Exercise objective
Could you output the entire listing without altering anything?

● ● ●

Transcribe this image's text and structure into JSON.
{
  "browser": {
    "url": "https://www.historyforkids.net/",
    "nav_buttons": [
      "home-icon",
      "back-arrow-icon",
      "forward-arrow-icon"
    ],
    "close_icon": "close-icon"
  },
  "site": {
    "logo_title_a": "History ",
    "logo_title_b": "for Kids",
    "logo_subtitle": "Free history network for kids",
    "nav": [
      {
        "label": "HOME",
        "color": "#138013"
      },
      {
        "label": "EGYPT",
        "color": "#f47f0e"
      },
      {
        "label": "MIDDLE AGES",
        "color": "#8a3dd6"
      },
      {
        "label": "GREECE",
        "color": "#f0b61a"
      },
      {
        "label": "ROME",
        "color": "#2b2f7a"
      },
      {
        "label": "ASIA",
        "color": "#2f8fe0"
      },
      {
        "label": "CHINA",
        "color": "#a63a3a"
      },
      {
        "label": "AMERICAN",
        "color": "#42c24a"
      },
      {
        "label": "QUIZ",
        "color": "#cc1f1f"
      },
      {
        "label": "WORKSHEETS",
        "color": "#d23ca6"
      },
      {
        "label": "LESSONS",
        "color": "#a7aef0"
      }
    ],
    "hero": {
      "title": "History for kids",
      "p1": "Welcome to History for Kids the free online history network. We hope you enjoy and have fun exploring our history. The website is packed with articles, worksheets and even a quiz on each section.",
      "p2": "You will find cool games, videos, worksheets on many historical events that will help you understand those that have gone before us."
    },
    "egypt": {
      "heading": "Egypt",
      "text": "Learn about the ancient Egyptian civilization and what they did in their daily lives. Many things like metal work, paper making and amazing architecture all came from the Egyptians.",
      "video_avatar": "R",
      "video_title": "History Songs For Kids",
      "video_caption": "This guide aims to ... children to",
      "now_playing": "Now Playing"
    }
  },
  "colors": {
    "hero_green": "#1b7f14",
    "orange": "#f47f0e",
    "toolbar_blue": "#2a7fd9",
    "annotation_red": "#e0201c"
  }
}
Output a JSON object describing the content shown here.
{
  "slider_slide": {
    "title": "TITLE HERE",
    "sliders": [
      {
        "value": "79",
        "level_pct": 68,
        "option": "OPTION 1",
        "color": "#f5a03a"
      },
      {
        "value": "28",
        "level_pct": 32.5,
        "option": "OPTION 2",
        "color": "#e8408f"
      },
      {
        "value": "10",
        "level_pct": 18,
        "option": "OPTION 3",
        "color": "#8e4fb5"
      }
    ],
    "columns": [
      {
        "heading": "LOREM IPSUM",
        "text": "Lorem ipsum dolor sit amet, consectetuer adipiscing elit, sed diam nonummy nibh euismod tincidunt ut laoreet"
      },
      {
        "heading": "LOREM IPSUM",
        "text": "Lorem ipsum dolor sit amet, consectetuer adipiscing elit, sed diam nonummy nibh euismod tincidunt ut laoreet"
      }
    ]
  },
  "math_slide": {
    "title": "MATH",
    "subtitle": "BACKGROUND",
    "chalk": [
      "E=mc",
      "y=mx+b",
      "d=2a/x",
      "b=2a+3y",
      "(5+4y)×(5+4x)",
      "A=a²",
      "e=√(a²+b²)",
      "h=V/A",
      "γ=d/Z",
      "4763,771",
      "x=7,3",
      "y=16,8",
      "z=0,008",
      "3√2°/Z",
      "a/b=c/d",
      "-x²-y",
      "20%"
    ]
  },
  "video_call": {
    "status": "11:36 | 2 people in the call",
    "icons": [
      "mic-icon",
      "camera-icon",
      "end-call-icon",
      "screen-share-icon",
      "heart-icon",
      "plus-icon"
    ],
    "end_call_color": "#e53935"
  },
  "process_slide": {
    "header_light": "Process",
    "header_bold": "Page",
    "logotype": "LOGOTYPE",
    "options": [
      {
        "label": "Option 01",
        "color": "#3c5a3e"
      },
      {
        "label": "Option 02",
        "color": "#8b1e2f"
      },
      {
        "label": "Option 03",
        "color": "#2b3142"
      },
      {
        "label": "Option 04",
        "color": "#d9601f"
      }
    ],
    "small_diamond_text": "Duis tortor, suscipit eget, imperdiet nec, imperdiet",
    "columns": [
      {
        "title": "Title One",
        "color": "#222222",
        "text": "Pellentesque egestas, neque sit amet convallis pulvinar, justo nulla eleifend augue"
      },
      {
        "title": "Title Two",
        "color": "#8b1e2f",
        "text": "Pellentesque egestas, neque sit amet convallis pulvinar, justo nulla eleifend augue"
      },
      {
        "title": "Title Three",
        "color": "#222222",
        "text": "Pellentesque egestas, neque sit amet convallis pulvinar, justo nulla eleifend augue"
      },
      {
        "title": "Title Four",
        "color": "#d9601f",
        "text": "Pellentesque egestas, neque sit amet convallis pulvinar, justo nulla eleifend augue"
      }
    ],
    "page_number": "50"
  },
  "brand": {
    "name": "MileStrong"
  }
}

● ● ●

Answer to this problem
Transcribe this image's text and structure into JSON.
{
  "browser": {
    "url": "https://www.historyforkids.net/",
    "nav_buttons": [
      "home-icon",
      "back-arrow-icon",
      "forward-arrow-icon"
    ],
    "close_icon": "close-icon"
  },
  "site": {
    "logo_title_a": "History ",
    "logo_title_b": "for Kids",
    "logo_subtitle": "Free history network for kids",
    "nav": [
      {
        "label": "HOME",
        "color": "#138013"
      },
      {
        "label": "EGYPT",
        "color": "#f47f0e"
      },
      {
        "label": "MIDDLE AGES",
        "color": "#8a3dd6"
      },
      {
        "label": "GREECE",
        "color": "#f0b61a"
      },
      {
        "label": "ROME",
        "color": "#2b2f7a"
      },
      {
        "label": "ASIA",
        "color": "#2f8fe0"
      },
      {
        "label": "CHINA",
        "color": "#a63a3a"
      },
      {
        "label": "AMERICAN",
        "color": "#42c24a"
      },
      {
        "label": "QUIZ",
        "color": "#cc1f1f"
      },
      {
        "label": "WORKSHEETS",
        "color": "#d23ca6"
      },
      {
        "label": "LESSONS",
        "color": "#a7aef0"
      }
    ],
    "hero": {
      "title": "History for kids",
      "p1": "Welcome to History for Kids the free online history network. We hope you enjoy and have fun exploring our history. The website is packed with articles, worksheets and even a quiz on each section.",
      "p2": "You will find cool games, videos, worksheets on many historical events that will help you understand those that have gone before us."
    },
    "egypt": {
      "heading": "Egypt",
      "text": "Learn about the ancient Egyptian civilization and what they did in their daily lives. Many things like metal work, paper making and amazing architecture all came from the Egyptians.",
      "video_avatar": "R",
      "video_title": "History Songs For Kids",
      "video_caption": "This guide aims to ... children to",
      "now_playing": "Now Playing"
    }
  },
  "colors": {
    "hero_green": "#1b7f14",
    "orange": "#f47f0e",
    "toolbar_blue": "#2a7fd9",
    "annotation_red": "#e0201c"
  }
}
Output a JSON object describing the content shown here.
{
  "slider_slide": {
    "title": "TITLE HERE",
    "sliders": [
      {
        "value": "79",
        "level_pct": 68,
        "option": "OPTION 1",
        "color": "#f5a03a"
      },
      {
        "value": "28",
        "level_pct": 32.5,
        "option": "OPTION 2",
        "color": "#e8408f"
      },
      {
        "value": "10",
        "level_pct": 18,
        "option": "OPTION 3",
        "color": "#8e4fb5"
      }
    ],
    "columns": [
      {
        "heading": "LOREM IPSUM",
        "text": "Lorem ipsum dolor sit amet, consectetuer adipiscing elit, sed diam nonummy nibh euismod tincidunt ut laoreet"
      },
      {
        "heading": "LOREM IPSUM",
        "text": "Lorem ipsum dolor sit amet, consectetuer adipiscing elit, sed diam nonummy nibh euismod tincidunt ut laoreet"
      }
    ]
  },
  "math_slide": {
    "title": "MATH",
    "subtitle": "BACKGROUND",
    "chalk": [
      "E=mc",
      "y=mx+b",
      "d=2a/x",
      "b=2a+3y",
      "(5+4y)×(5+4x)",
      "A=a²",
      "e=√(a²+b²)",
      "h=V/A",
      "γ=d/Z",
      "4763,771",
      "x=7,3",
      "y=16,8",
      "z=0,008",
      "3√2°/Z",
      "a/b=c/d",
      "-x²-y",
      "20%"
    ]
  },
  "video_call": {
    "status": "11:36 | 2 people in the call",
    "icons": [
      "mic-icon",
      "camera-icon",
      "end-call-icon",
      "screen-share-icon",
      "heart-icon",
      "plus-icon"
    ],
    "end_call_color": "#e53935"
  },
  "process_slide": {
    "header_light": "Process",
    "header_bold": "Page",
    "logotype": "LOGOTYPE",
    "options": [
      {
        "label": "Option 01",
        "color": "#3c5a3e"
      },
      {
        "label": "Option 02",
        "color": "#8b1e2f"
      },
      {
        "label": "Option 03",
        "color": "#2b3142"
      },
      {
        "label": "Option 04",
        "color": "#d9601f"
      }
    ],
    "small_diamond_text": "Duis tortor, suscipit eget, imperdiet nec, imperdiet",
    "columns": [
      {
        "title": "Title One",
        "color": "#222222",
        "text": "Pellentesque egestas, neque sit amet convallis pulvinar, justo nulla eleifend augue"
      },
      {
        "title": "Title Two",
        "color": "#8b1e2f",
        "text": "Pellentesque egestas, neque sit amet convallis pulvinar, justo nulla eleifend augue"
      },
      {
        "title": "Title Three",
        "color": "#222222",
        "text": "Pellentesque egestas, neque sit amet convallis pulvinar, justo nulla eleifend augue"
      },
      {
        "title": "Title Four",
        "color": "#d9601f",
        "text": "Pellentesque egestas, neque sit amet convallis pulvinar, justo nulla eleifend augue"
      }
    ],
    "page_number": "50"
  },
  "brand": {
    "name": "MileStrong"
  }
}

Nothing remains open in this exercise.